▶ Work task: Count up the lines below containing the word "name", and give the result with no other words.

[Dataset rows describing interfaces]
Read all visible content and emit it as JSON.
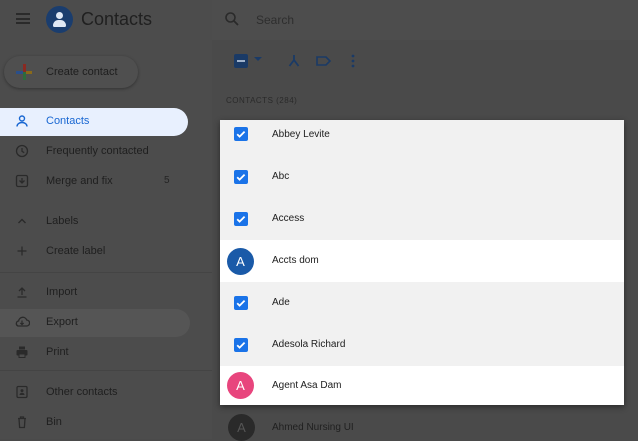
{
  "app": {
    "title": "Contacts"
  },
  "create_button": {
    "label": "Create contact"
  },
  "search": {
    "placeholder": "Search"
  },
  "nav": {
    "contacts": "Contacts",
    "frequent": "Frequently contacted",
    "merge": "Merge and fix",
    "merge_count": "5",
    "labels": "Labels",
    "create_label": "Create label",
    "import": "Import",
    "export": "Export",
    "print": "Print",
    "other": "Other contacts",
    "bin": "Bin"
  },
  "section_label": "CONTACTS (284)",
  "contacts": [
    {
      "name": "Abbey Levite",
      "state": "checked"
    },
    {
      "name": "Abc",
      "state": "checked"
    },
    {
      "name": "Access",
      "state": "checked"
    },
    {
      "name": "Accts dom",
      "state": "avatar",
      "initial": "A",
      "color": "#1a5aa8"
    },
    {
      "name": "Ade",
      "state": "checked"
    },
    {
      "name": "Adesola Richard",
      "state": "checked"
    },
    {
      "name": "Agent Asa Dam",
      "state": "avatar",
      "initial": "A",
      "color": "#e8457d"
    }
  ],
  "below_contact": {
    "name": "Ahmed Nursing UI",
    "initial": "A"
  },
  "colors": {
    "accent": "#1a73e8",
    "active_nav_bg": "#e8f0fe",
    "overlay": "#4a4a4a"
  }
}
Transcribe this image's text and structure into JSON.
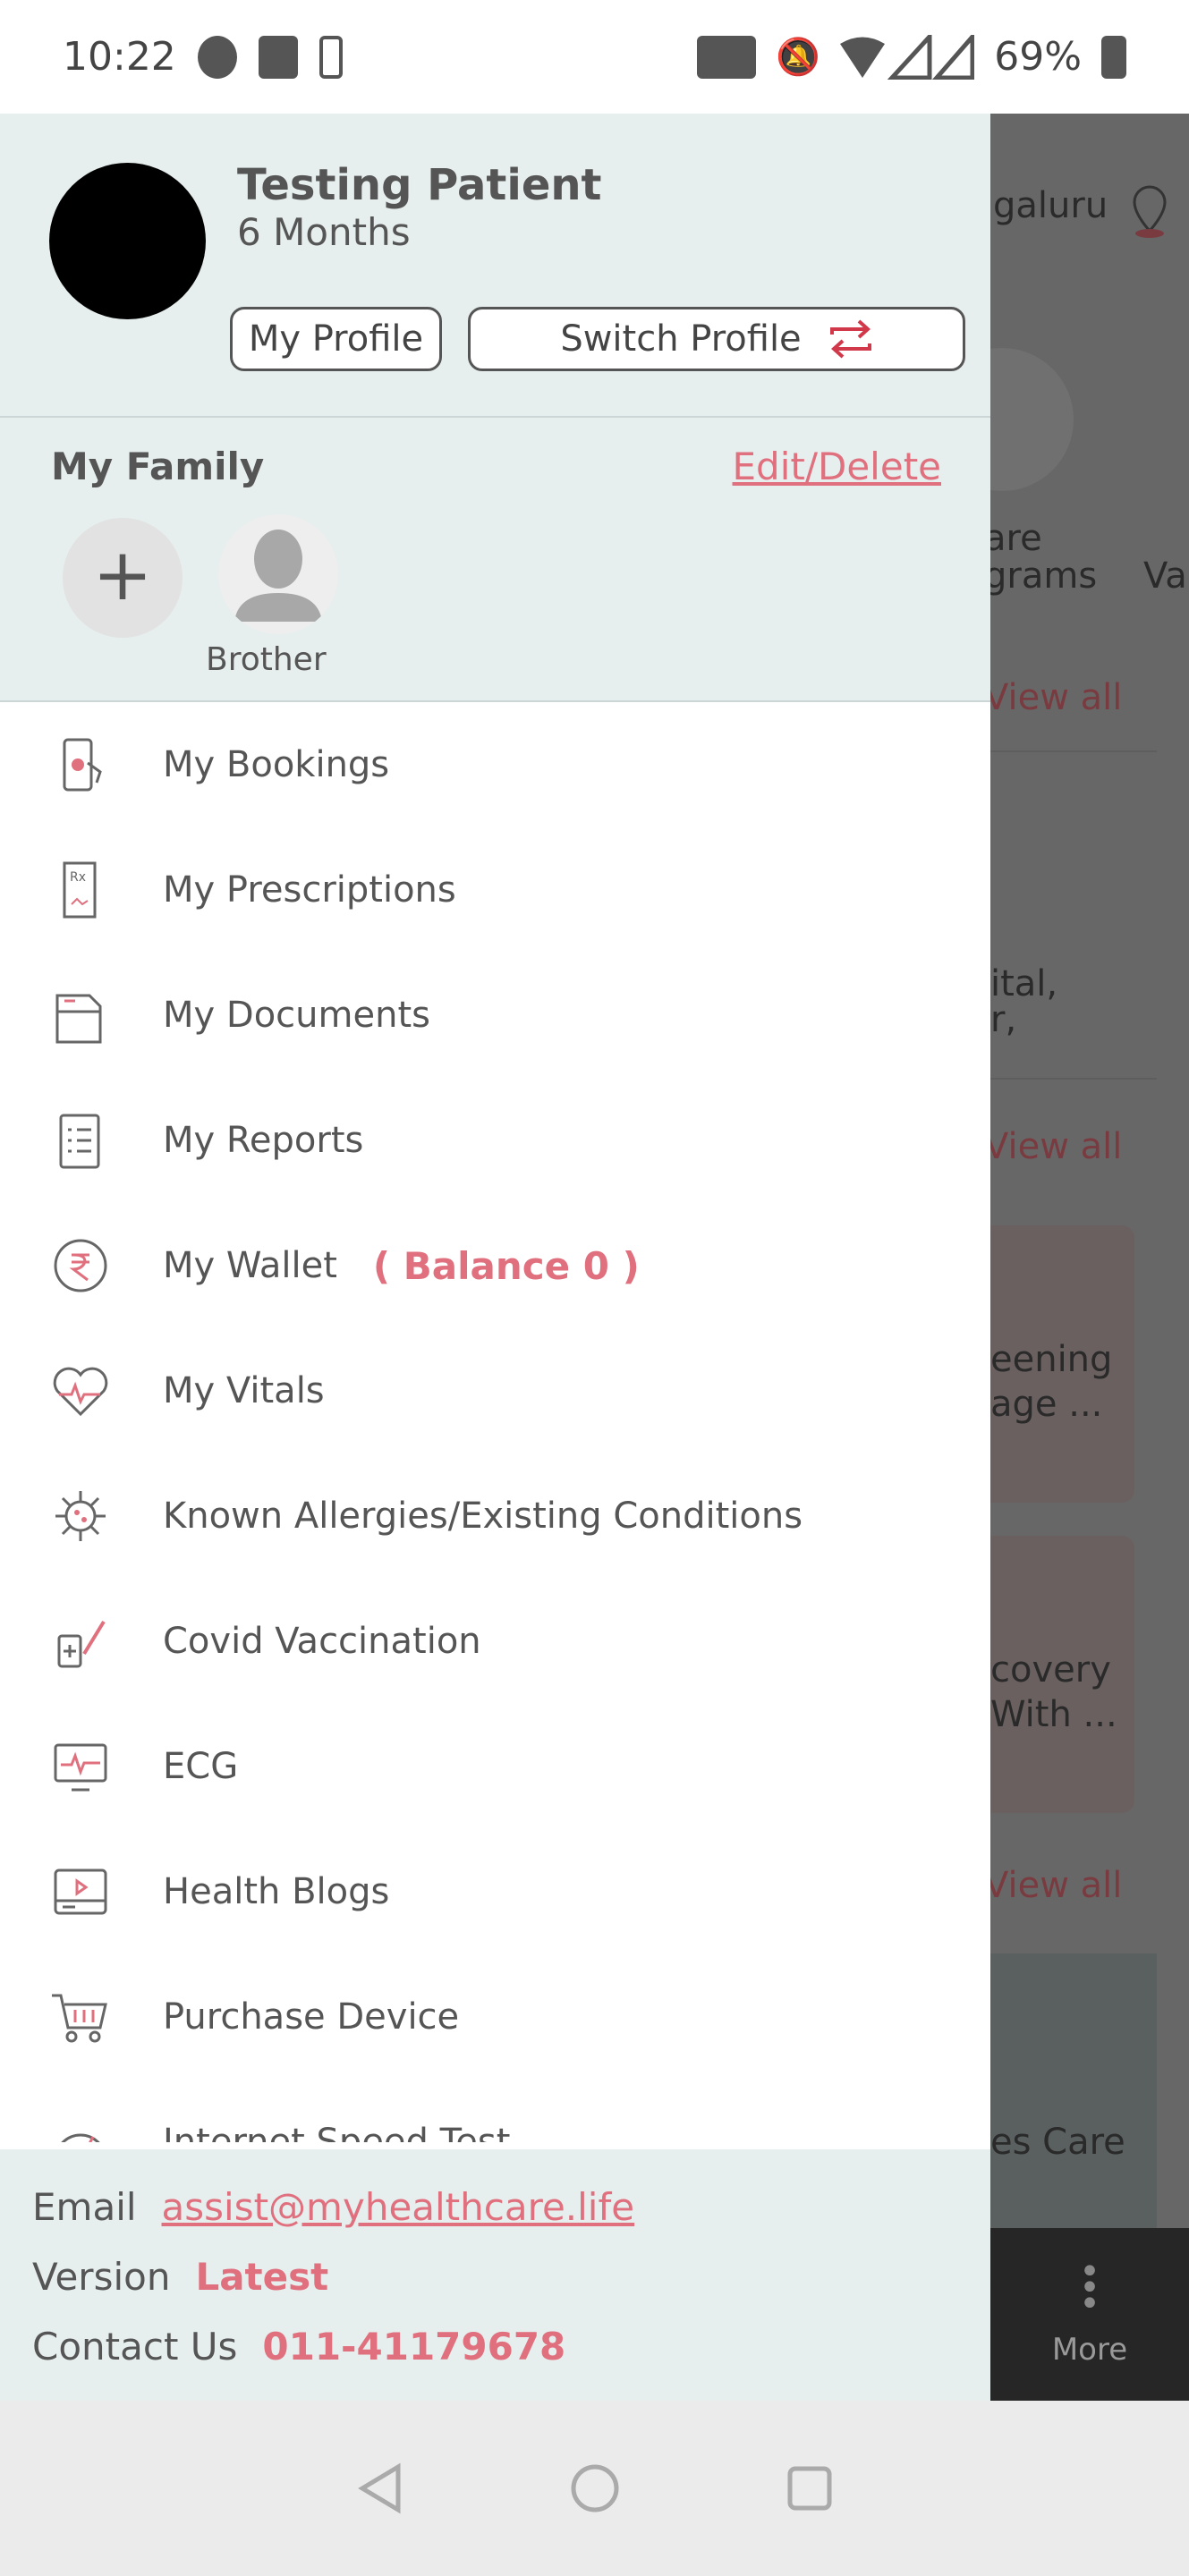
{
  "status_bar": {
    "time": "10:22",
    "battery": "69%"
  },
  "background": {
    "location": "galuru",
    "programs_l1": "are",
    "programs_l2": "grams",
    "va": "Va",
    "view_all_1": "View all",
    "text_1a": "ital,",
    "text_1b": "r,",
    "view_all_2": "View all",
    "card_1a": "eening",
    "card_1b": "age ...",
    "card_2a": "covery",
    "card_2b": "With ...",
    "view_all_3": "View all",
    "care": "es Care",
    "more": "More"
  },
  "profile": {
    "name": "Testing Patient",
    "age": "6 Months",
    "my_profile": "My Profile",
    "switch_profile": "Switch Profile"
  },
  "family": {
    "title": "My Family",
    "edit": "Edit/Delete",
    "members": [
      {
        "label": "Brother"
      }
    ]
  },
  "menu": [
    {
      "label": "My Bookings",
      "icon": "phone-booking-icon"
    },
    {
      "label": "My Prescriptions",
      "icon": "prescription-icon"
    },
    {
      "label": "My Documents",
      "icon": "folder-icon"
    },
    {
      "label": "My Reports",
      "icon": "clipboard-icon"
    },
    {
      "label": "My Wallet",
      "icon": "rupee-icon",
      "extra": "( Balance 0 )"
    },
    {
      "label": "My Vitals",
      "icon": "heart-pulse-icon"
    },
    {
      "label": "Known Allergies/Existing Conditions",
      "icon": "virus-icon"
    },
    {
      "label": "Covid Vaccination",
      "icon": "vaccine-icon"
    },
    {
      "label": "ECG",
      "icon": "ecg-monitor-icon"
    },
    {
      "label": "Health Blogs",
      "icon": "video-blog-icon"
    },
    {
      "label": "Purchase Device",
      "icon": "cart-icon"
    },
    {
      "label": "Internet Speed Test",
      "icon": "speedometer-icon"
    }
  ],
  "footer": {
    "email_label": "Email",
    "email": "assist@myhealthcare.life",
    "version_label": "Version",
    "version": "Latest",
    "contact_label": "Contact Us",
    "phone": "011-41179678"
  },
  "colors": {
    "accent": "#e0707e",
    "panel": "#e6eeee",
    "overlay": "#676767"
  }
}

▶ The answer: 9